Contrasting those Indonesian with Chinese could be identified by the World Bank experts as follows: “… that Chinese had proved themselves as successful businessmen, hard working, and industrious. On the other hand, the Indonesian businessmen were ‘tidak tahan uji’ (less endure when facing difficulties). This was due to accustomed protection and subsidy provided to them (Radius Prawiro, 1974). And “Pribumi entrepreneurs were suppressed into more limited trading activities and smaller manufacturing capacity, especially after their batik industries, textile (lurik), and clove cigarette industries also bankrupt and were grabbed from their hands by the Chinese business groups.”
it was identified that the Indonesian managers working in multinational corporations are characterized as having lower magnitude in their leadership style as being compared to other country citizens.
Indonesian Chinese are characterized generally in terms of their work orientation. “Deep responsibility” are found not only in working context, but also in contact with their ancestor and descendants. The deep sense of responsibility to wider family, in the past, present and future are expressed on: “frugality, striving, willingness to work very hard and individualistic, and competitiveness” vis-a-vis non-relatives. According to Willmott (1960), two relationships were never mixed within Chinese community: (a) trust relationship, and (b) contractual relationships. The first relationship found among members of the community, or relatives.
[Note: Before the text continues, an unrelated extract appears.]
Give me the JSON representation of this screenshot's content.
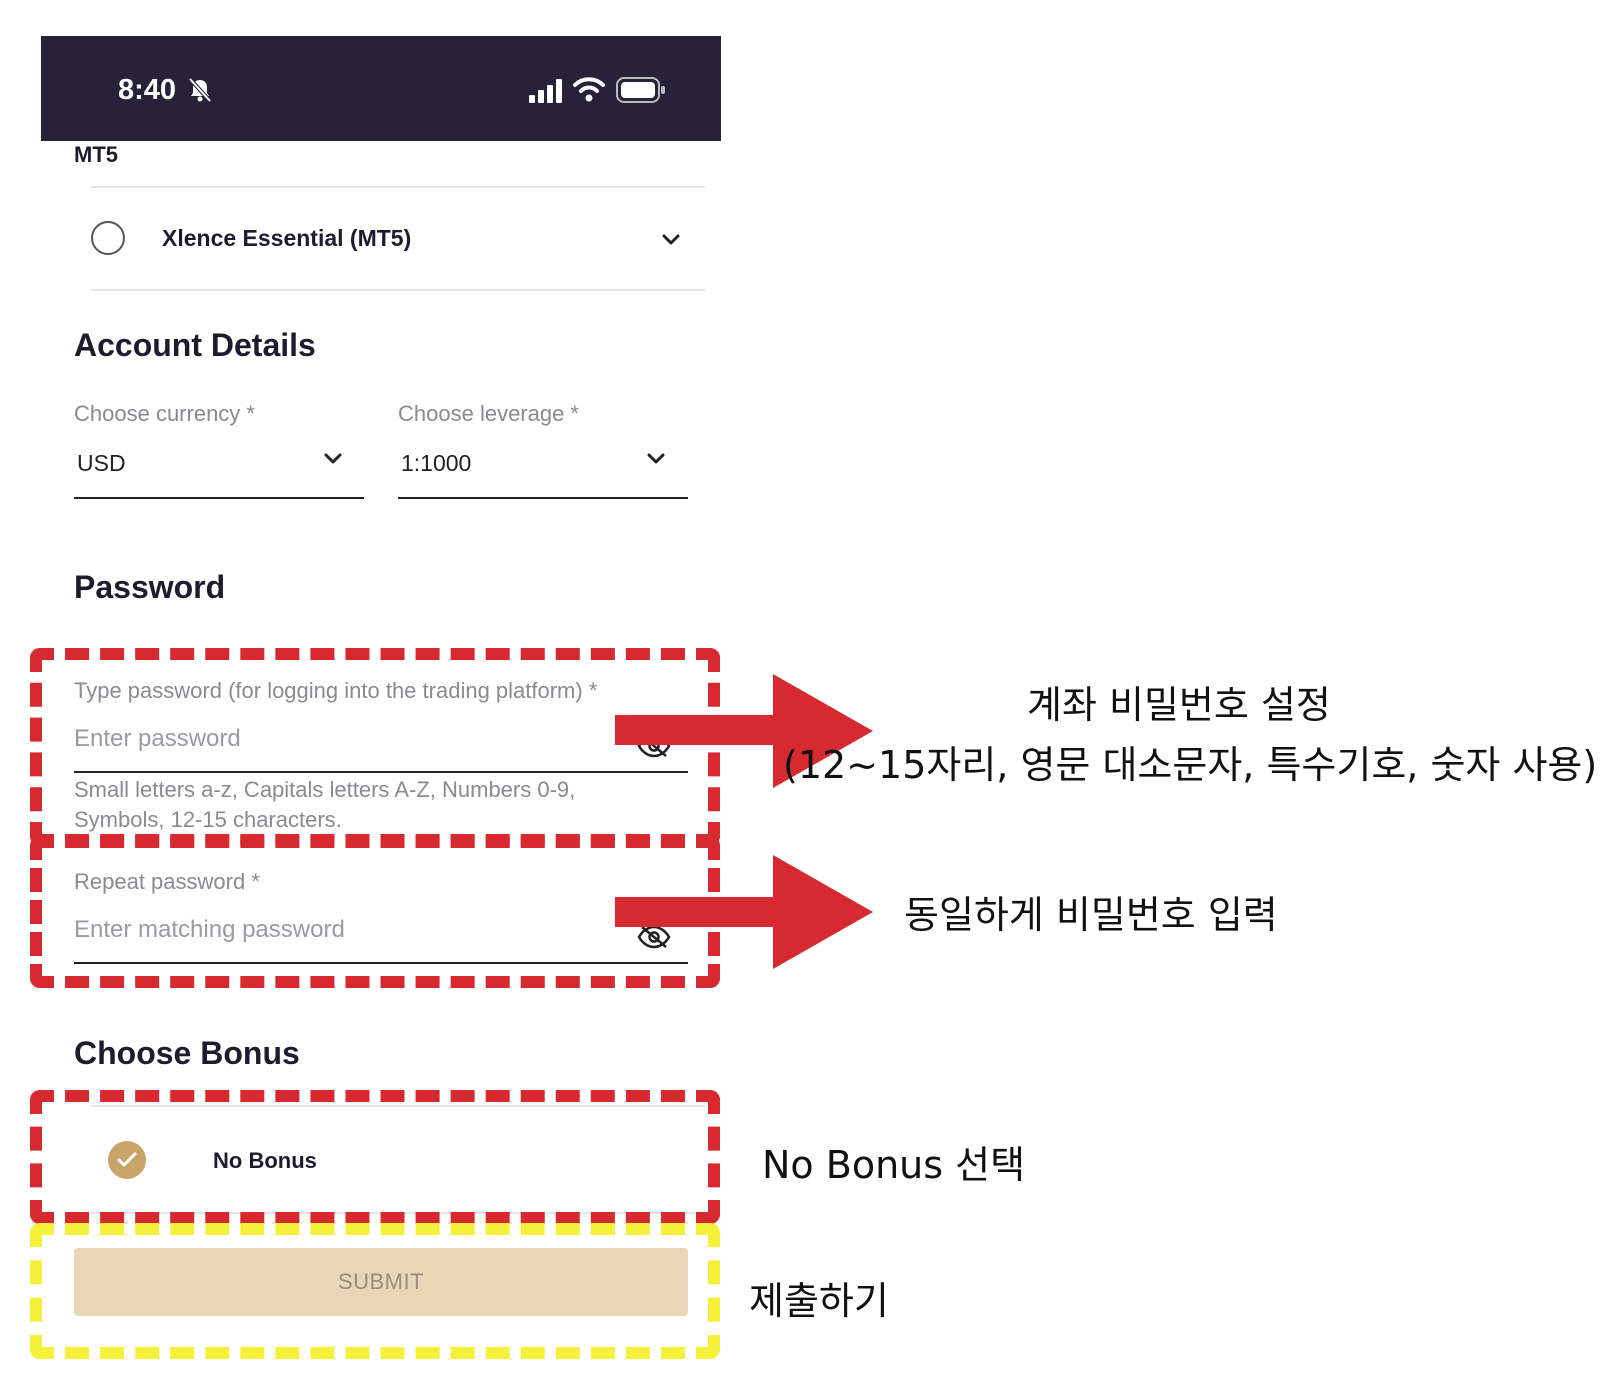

The second is used if their business requires extension of activities ‘across friends and relatives’. In many cases the criteria of ‘friends and relatives’ are used as ‘informal go’ with outsiders.
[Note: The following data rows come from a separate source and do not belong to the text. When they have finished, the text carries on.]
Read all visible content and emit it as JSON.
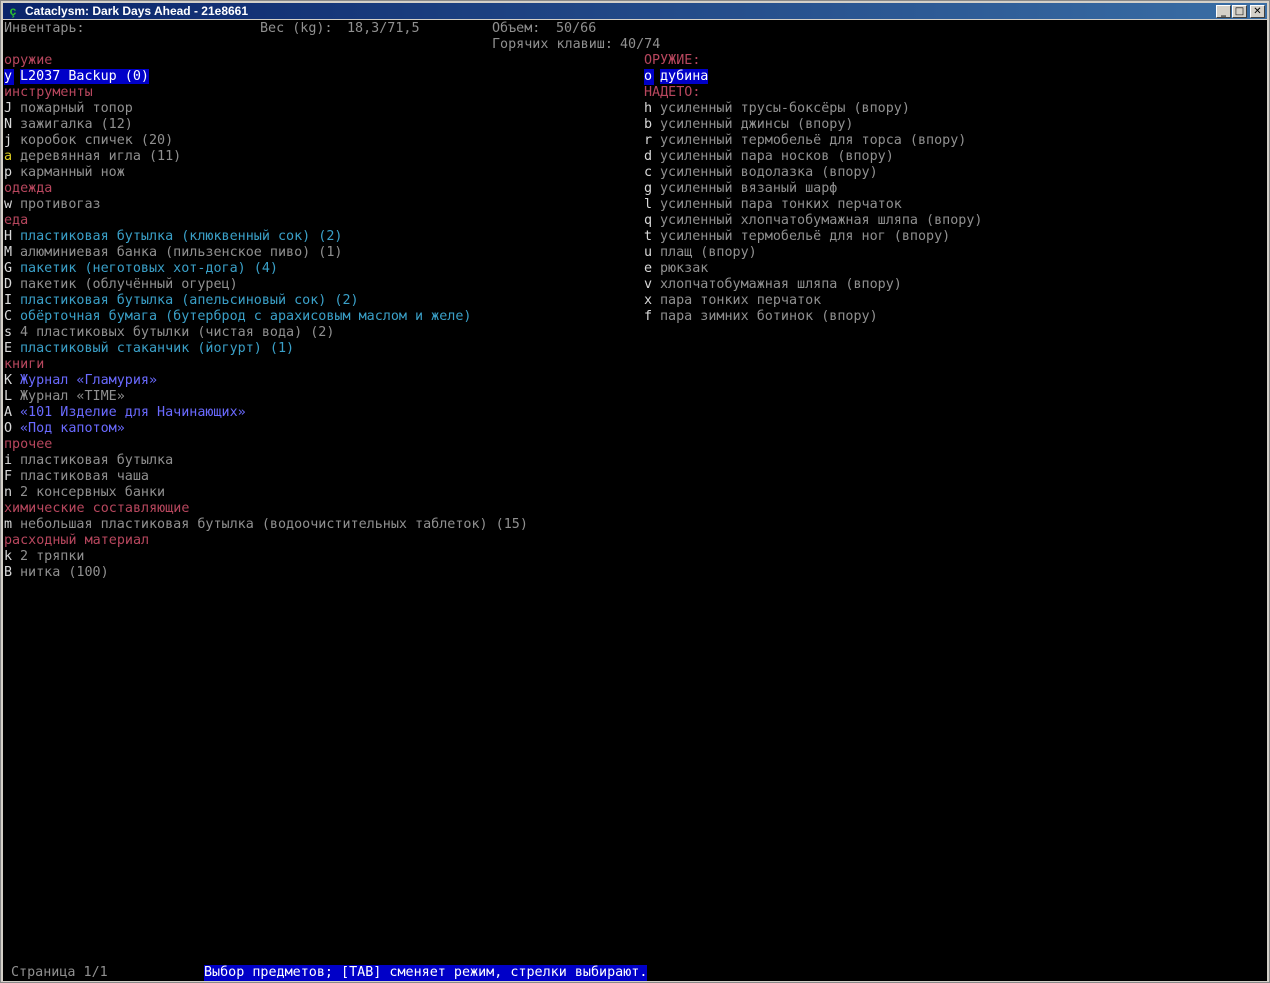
{
  "window": {
    "title": "Cataclysm: Dark Days Ahead - 21e8661",
    "btn_min": "_",
    "btn_max": "□",
    "btn_close": "✕",
    "icon": "app-icon"
  },
  "header": {
    "inventory_label": "Инвентарь:",
    "weight_label": "Вес (kg):",
    "weight_value": "18,3/71,5",
    "volume_label": "Объем:",
    "volume_value": "50/66",
    "hotkeys_label": "Горячих клавиш:",
    "hotkeys_value": "40/74"
  },
  "left": [
    {
      "type": "cat",
      "text": "оружие"
    },
    {
      "type": "item",
      "key": "y",
      "text": "L2037 Backup (0)",
      "color": "white",
      "selected": true
    },
    {
      "type": "cat",
      "text": "инструменты"
    },
    {
      "type": "item",
      "key": "J",
      "text": "пожарный топор",
      "color": "gray"
    },
    {
      "type": "item",
      "key": "N",
      "text": "зажигалка (12)",
      "color": "gray"
    },
    {
      "type": "item",
      "key": "j",
      "text": "коробок спичек (20)",
      "color": "gray"
    },
    {
      "type": "item",
      "key": "a",
      "text": "деревянная игла (11)",
      "color": "gray",
      "keycolor": "yellow"
    },
    {
      "type": "item",
      "key": "p",
      "text": "карманный нож",
      "color": "gray"
    },
    {
      "type": "cat",
      "text": "одежда"
    },
    {
      "type": "item",
      "key": "w",
      "text": "противогаз",
      "color": "gray"
    },
    {
      "type": "cat",
      "text": "еда"
    },
    {
      "type": "item",
      "key": "H",
      "text": "пластиковая бутылка (клюквенный сок) (2)",
      "color": "cyan"
    },
    {
      "type": "item",
      "key": "M",
      "text": "алюминиевая банка (пильзенское пиво) (1)",
      "color": "gray"
    },
    {
      "type": "item",
      "key": "G",
      "text": "пакетик (неготовых хот-дога) (4)",
      "color": "cyan"
    },
    {
      "type": "item",
      "key": "D",
      "text": "пакетик (облучённый огурец)",
      "color": "gray"
    },
    {
      "type": "item",
      "key": "I",
      "text": "пластиковая бутылка (апельсиновый сок) (2)",
      "color": "cyan"
    },
    {
      "type": "item",
      "key": "C",
      "text": "обёрточная бумага (бутерброд с арахисовым маслом и желе)",
      "color": "cyan"
    },
    {
      "type": "item",
      "key": "s",
      "text": "4 пластиковых бутылки (чистая вода) (2)",
      "color": "gray"
    },
    {
      "type": "item",
      "key": "E",
      "text": "пластиковый стаканчик (йогурт) (1)",
      "color": "cyan"
    },
    {
      "type": "cat",
      "text": "книги"
    },
    {
      "type": "item",
      "key": "K",
      "text": "Журнал «Гламурия»",
      "color": "blue"
    },
    {
      "type": "item",
      "key": "L",
      "text": "Журнал «TIME»",
      "color": "gray"
    },
    {
      "type": "item",
      "key": "A",
      "text": "«101 Изделие для Начинающих»",
      "color": "blue"
    },
    {
      "type": "item",
      "key": "O",
      "text": "«Под капотом»",
      "color": "blue"
    },
    {
      "type": "cat",
      "text": "прочее"
    },
    {
      "type": "item",
      "key": "i",
      "text": "пластиковая бутылка",
      "color": "gray"
    },
    {
      "type": "item",
      "key": "F",
      "text": "пластиковая чаша",
      "color": "gray"
    },
    {
      "type": "item",
      "key": "n",
      "text": "2 консервных банки",
      "color": "gray"
    },
    {
      "type": "cat",
      "text": "химические составляющие"
    },
    {
      "type": "item",
      "key": "m",
      "text": "небольшая пластиковая бутылка (водоочистительных таблеток) (15)",
      "color": "gray"
    },
    {
      "type": "cat",
      "text": "расходный материал"
    },
    {
      "type": "item",
      "key": "k",
      "text": "2 тряпки",
      "color": "gray"
    },
    {
      "type": "item",
      "key": "B",
      "text": "нитка (100)",
      "color": "gray"
    }
  ],
  "right": [
    {
      "type": "cat",
      "text": "ОРУЖИЕ:"
    },
    {
      "type": "item",
      "key": "o",
      "text": "дубина",
      "color": "white",
      "selected": true
    },
    {
      "type": "cat",
      "text": "НАДЕТО:"
    },
    {
      "type": "item",
      "key": "h",
      "text": "усиленный трусы-боксёры (впору)",
      "color": "gray"
    },
    {
      "type": "item",
      "key": "b",
      "text": "усиленный джинсы (впору)",
      "color": "gray"
    },
    {
      "type": "item",
      "key": "r",
      "text": "усиленный термобельё для торса (впору)",
      "color": "gray"
    },
    {
      "type": "item",
      "key": "d",
      "text": "усиленный пара носков (впору)",
      "color": "gray"
    },
    {
      "type": "item",
      "key": "c",
      "text": "усиленный водолазка (впору)",
      "color": "gray"
    },
    {
      "type": "item",
      "key": "g",
      "text": "усиленный вязаный шарф",
      "color": "gray"
    },
    {
      "type": "item",
      "key": "l",
      "text": "усиленный пара тонких перчаток",
      "color": "gray"
    },
    {
      "type": "item",
      "key": "q",
      "text": "усиленный хлопчатобумажная шляпа (впору)",
      "color": "gray"
    },
    {
      "type": "item",
      "key": "t",
      "text": "усиленный термобельё для ног (впору)",
      "color": "gray"
    },
    {
      "type": "item",
      "key": "u",
      "text": "плащ (впору)",
      "color": "gray"
    },
    {
      "type": "item",
      "key": "e",
      "text": "рюкзак",
      "color": "gray"
    },
    {
      "type": "item",
      "key": "v",
      "text": "хлопчатобумажная шляпа (впору)",
      "color": "gray"
    },
    {
      "type": "item",
      "key": "x",
      "text": "пара тонких перчаток",
      "color": "gray"
    },
    {
      "type": "item",
      "key": "f",
      "text": "пара зимних ботинок (впору)",
      "color": "gray"
    }
  ],
  "footer": {
    "page_label": "Страница 1/1",
    "hint": "Выбор предметов; [TAB] сменяет режим, стрелки выбирают."
  },
  "colors": {
    "background": "#000000",
    "category": "#b8475e",
    "highlight": "#0000c8",
    "cyan": "#3aa0c8",
    "blue": "#6a6aff",
    "yellow": "#e0d020"
  }
}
· Boeke, J.H., Economics and Economic Policy of Dual Societies, New York, 1953.
· Hofstede, Geertz 1980. Culture’s Consequences: International Differences in Work-Related Values, Sage Pub., Beverly Hill, CA
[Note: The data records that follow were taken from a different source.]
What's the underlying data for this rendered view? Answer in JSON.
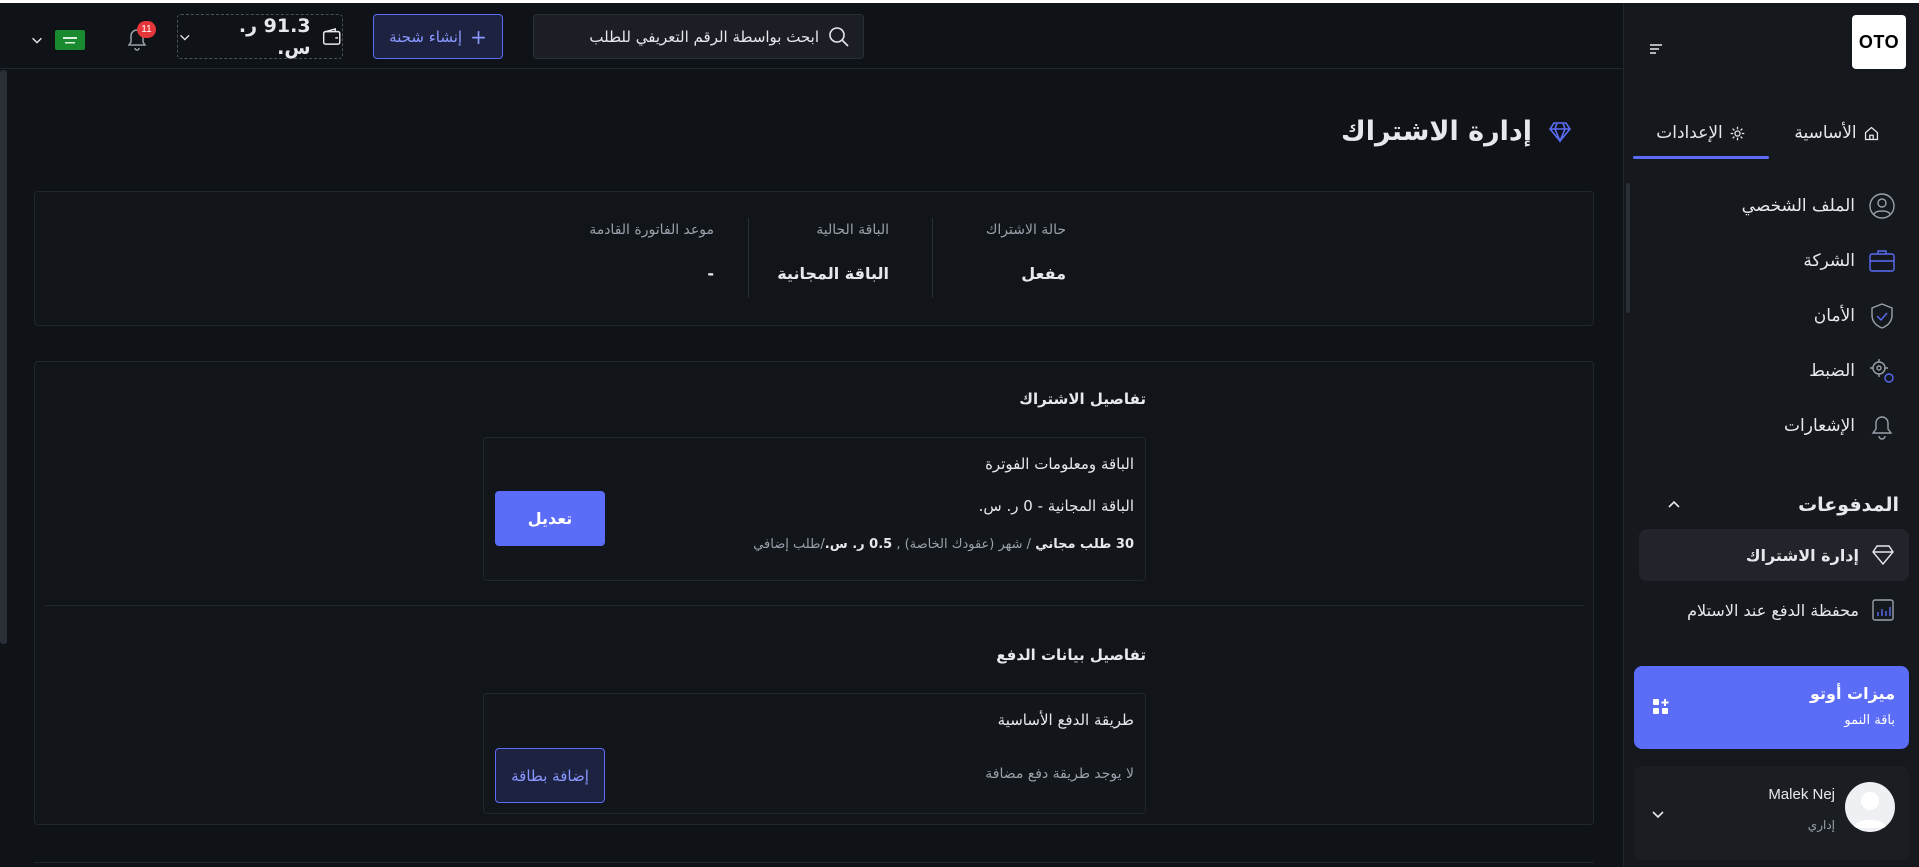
{
  "app": {
    "logo_text": "OTO"
  },
  "sidebar": {
    "tabs": [
      {
        "label": "الأساسية",
        "icon": "home-icon"
      },
      {
        "label": "الإعدادات",
        "icon": "gear-icon",
        "active": true
      }
    ],
    "items": [
      {
        "label": "الملف الشخصي",
        "icon": "user-circle-icon"
      },
      {
        "label": "الشركة",
        "icon": "briefcase-icon"
      },
      {
        "label": "الأمان",
        "icon": "shield-check-icon"
      },
      {
        "label": "الضبط",
        "icon": "gears-icon"
      },
      {
        "label": "الإشعارات",
        "icon": "bell-icon"
      }
    ],
    "payments_section": {
      "title": "المدفوعات",
      "items": [
        {
          "label": "إدارة الاشتراك",
          "icon": "diamond-icon",
          "active": true
        },
        {
          "label": "محفظة الدفع عند الاستلام",
          "icon": "wallet-chart-icon"
        }
      ]
    },
    "promo": {
      "title": "ميزات أوتو",
      "subtitle": "باقة النمو",
      "icon": "apps-add-icon"
    },
    "user": {
      "name": "Malek Nej",
      "role": "إداري"
    }
  },
  "topbar": {
    "search": {
      "placeholder": "ابحث بواسطة الرقم التعريفي للطلب"
    },
    "create_shipment_label": "إنشاء شحنة",
    "wallet_amount": "91.3 ر. س.",
    "notifications_count": "11",
    "colors": {
      "accent": "#5b6cf6",
      "badge": "#e5373b",
      "flag": "#1a8a2e"
    }
  },
  "main": {
    "title": "إدارة الاشتراك",
    "status": {
      "subscription_status_label": "حالة الاشتراك",
      "subscription_status_value": "مفعل",
      "current_plan_label": "الباقة الحالية",
      "current_plan_value": "الباقة المجانية",
      "next_invoice_label": "موعد الفاتورة القادمة",
      "next_invoice_value": "-"
    },
    "subscription_details": {
      "heading": "تفاصيل الاشتراك",
      "box_title": "الباقة ومعلومات الفوترة",
      "plan_line": "الباقة المجانية - 0 ر. س.",
      "free_orders": "30 طلب مجاني",
      "per_month": "/ شهر (عقودك الخاصة) ,",
      "extra_price": "0.5 ر. س.",
      "per_extra_order": "/طلب إضافي",
      "edit_label": "تعديل"
    },
    "payment_details": {
      "heading": "تفاصيل بيانات الدفع",
      "box_title": "طريقة الدفع الأساسية",
      "empty_text": "لا يوجد طريقة دفع مضافة",
      "add_card_label": "إضافة بطاقة"
    }
  }
}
· Koentjaraningrat, 1969. Rintangan2 Mental dalam Pembangunan Ekonomi di Indonesia. (Mental Obstacles in Economic Development in Indonesia), LIPI, Jakarta: Bharata.